Task prompt
What you return must be the lines of the data that hold the word "Funcionário".

Records contained in a dataset
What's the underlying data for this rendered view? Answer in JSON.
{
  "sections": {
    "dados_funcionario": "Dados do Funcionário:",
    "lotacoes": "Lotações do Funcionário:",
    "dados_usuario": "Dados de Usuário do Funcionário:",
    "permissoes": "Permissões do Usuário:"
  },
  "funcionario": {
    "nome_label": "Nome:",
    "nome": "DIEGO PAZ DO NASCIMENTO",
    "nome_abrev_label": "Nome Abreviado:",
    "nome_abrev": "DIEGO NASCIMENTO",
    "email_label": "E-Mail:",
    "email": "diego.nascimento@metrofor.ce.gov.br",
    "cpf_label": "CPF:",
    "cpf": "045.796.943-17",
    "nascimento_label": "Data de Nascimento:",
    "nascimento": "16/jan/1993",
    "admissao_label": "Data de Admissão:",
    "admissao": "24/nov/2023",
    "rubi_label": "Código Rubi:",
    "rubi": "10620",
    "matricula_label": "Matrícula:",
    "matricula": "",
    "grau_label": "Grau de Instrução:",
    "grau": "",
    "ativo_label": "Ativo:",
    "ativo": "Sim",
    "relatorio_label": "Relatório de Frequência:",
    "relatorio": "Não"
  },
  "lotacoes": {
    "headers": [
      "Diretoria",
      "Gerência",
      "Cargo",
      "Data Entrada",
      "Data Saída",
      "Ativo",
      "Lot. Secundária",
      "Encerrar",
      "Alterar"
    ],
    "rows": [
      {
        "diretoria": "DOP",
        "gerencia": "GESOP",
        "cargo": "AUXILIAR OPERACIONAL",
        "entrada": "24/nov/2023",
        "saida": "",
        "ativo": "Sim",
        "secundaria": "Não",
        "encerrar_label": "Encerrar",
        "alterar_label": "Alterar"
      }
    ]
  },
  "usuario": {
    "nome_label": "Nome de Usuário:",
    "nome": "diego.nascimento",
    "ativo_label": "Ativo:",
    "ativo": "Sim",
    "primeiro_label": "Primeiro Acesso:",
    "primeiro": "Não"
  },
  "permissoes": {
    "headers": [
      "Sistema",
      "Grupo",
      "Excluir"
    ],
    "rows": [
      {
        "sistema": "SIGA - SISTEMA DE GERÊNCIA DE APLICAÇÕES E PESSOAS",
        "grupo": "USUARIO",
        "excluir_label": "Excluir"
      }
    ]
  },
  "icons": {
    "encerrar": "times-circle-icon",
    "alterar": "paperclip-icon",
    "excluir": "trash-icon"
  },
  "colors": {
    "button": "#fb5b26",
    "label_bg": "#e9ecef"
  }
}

Answer to the exercise
    "dados_funcionario": "Dados do Funcionário:",
    "lotacoes": "Lotações do Funcionário:",
    "dados_usuario": "Dados de Usuário do Funcionário:",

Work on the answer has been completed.